CAMPAIGNERS from churches and organisations in Bradford visited the HSBC bank, in Market Street, today to urge the bank to stop financing climate-wrecking fossil fuels.

The seven campaigners were part of a national action by Christian Aid to visit branches across the country, calling on the global bank to ensure its activity is in keeping with the Paris Agreement’s target of keeping the global warming rise within 1.5 degrees above pre-industrial temperatures.

The campaigners delivered a letter to the branch staff to forward to HSBC CEO, John Flint,and a petition urging the bank to invest in clean energy and help protect the world and its people.

They also called on the bank to phase out financing fossil fuels altogether, and to remove Bangladesh, Vietnam and Indonesia from an exception to a bar on financing new coal-powered plants across the world.

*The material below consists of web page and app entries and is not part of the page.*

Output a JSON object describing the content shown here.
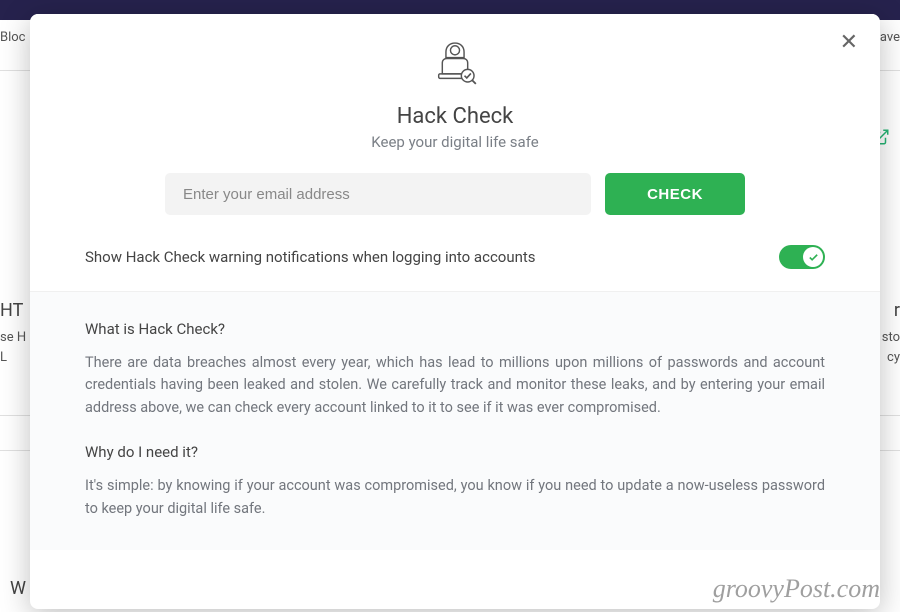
{
  "background": {
    "top_left": "Bloc",
    "top_right": "ave",
    "h_left": "HT",
    "seh_left": "se H",
    "l_left": "L",
    "r_right": "r",
    "sto_right": "sto",
    "cy_right": "cy",
    "w_bottom": "W"
  },
  "modal": {
    "title": "Hack Check",
    "subtitle": "Keep your digital life safe",
    "email_placeholder": "Enter your email address",
    "check_button": "CHECK",
    "toggle_label": "Show Hack Check warning notifications when logging into accounts",
    "toggle_on": true,
    "info": {
      "q1": "What is Hack Check?",
      "a1": "There are data breaches almost every year, which has lead to millions upon millions of passwords and account credentials having been leaked and stolen. We carefully track and monitor these leaks, and by entering your email address above, we can check every account linked to it to see if it was ever compromised.",
      "q2": "Why do I need it?",
      "a2": "It's simple: by knowing if your account was compromised, you know if you need to update a now-useless password to keep your digital life safe."
    }
  },
  "watermark": "groovyPost.com"
}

Campaigner David Somerville said: "These are exceptional times. We’ve sat back and expected other people to tackle climate change for too long.

"Christian Aid’s Lent and Easter appeal is called Rise Up, and as the waters rise around the world we have to rise up, and speak for all those people whose livelihoods are being destroyed by climate change.

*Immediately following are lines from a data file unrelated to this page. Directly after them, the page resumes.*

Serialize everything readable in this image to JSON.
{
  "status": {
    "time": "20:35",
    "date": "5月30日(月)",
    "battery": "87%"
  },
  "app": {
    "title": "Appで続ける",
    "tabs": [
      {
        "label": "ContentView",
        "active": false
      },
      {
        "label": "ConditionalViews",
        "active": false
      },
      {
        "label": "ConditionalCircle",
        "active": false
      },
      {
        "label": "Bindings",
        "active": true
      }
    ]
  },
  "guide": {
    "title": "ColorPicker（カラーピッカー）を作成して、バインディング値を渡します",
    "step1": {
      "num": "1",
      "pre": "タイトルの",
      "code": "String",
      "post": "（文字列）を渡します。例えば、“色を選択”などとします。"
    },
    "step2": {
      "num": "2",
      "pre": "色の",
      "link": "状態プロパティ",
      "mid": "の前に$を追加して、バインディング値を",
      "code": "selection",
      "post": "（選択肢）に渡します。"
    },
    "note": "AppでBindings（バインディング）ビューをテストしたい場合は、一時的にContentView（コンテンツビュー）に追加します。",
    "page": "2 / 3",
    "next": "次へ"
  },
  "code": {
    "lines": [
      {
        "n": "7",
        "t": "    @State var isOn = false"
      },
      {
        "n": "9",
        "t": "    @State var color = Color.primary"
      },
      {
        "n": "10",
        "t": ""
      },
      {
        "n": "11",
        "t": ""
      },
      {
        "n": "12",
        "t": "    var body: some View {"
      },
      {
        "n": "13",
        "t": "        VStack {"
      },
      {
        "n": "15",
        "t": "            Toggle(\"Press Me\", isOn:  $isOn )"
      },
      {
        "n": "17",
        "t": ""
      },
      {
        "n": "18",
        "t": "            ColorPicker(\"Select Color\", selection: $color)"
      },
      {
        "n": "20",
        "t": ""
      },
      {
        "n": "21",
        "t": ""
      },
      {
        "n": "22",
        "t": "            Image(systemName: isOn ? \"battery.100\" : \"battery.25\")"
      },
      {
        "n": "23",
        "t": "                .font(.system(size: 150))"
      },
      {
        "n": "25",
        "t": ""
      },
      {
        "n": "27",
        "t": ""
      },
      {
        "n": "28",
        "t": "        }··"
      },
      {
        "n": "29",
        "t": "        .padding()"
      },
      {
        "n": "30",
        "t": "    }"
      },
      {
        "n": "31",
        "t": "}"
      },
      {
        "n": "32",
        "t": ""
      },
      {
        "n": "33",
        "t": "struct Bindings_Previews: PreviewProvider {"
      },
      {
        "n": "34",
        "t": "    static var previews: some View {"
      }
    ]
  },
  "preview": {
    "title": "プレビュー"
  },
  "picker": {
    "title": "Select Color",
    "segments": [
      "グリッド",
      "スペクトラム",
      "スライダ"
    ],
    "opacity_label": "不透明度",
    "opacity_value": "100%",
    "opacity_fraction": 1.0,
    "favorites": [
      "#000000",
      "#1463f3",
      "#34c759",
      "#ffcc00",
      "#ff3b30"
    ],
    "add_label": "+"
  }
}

"Leading scientists and the intergovernmental panel on climate change tell us we have 12 years to stop catastrophic climate change. We have to do everything we can to make sure that those financing dirty fossil fuels are held to account.

‘HSBC has agreed to invest $100 billion in tackling climate change by 2025. This is fantastic. But it’s still investing in fossil fuels, which are fuelling climate change and destroying lives. We want HSBC to use its position as a major bank to lead the way, and close the gap between its rhetoric and its actions."

Jane Thewlis added: "The bank staff were happy to talk to us. It feels great to be part of a national movement taking action on climate with so many others. "Along with the striking school children tomorrow here in Bradford and across Europe, this is a moment in history when people are taking their power and changing the world to somewhere where everyone can live in peace, with enough to eat, clean air, clean water, and a safe home."

An HSBC spokesperson said: HSBC is committed to helping our customers make the transition to a low-carbon economy in a responsible and sustainable way.

“HSBC has stopped financing new coal-fired power in all countries around the world apart from Bangladesh, Indonesia and Vietnam. A targeted and time-limited exception applies to these three countries until 2023 in order to appropriately balance local humanitarian needs with the need to transition to a low-carbon economy, but only if independent analysis confirms that there is no reasonable alternative to coal and any new plant complies with the highest efficiency standards.

“Since the release of the new energy policy in April 2018 until the end of 2018, HSBC financed no new coal-fired power plants.”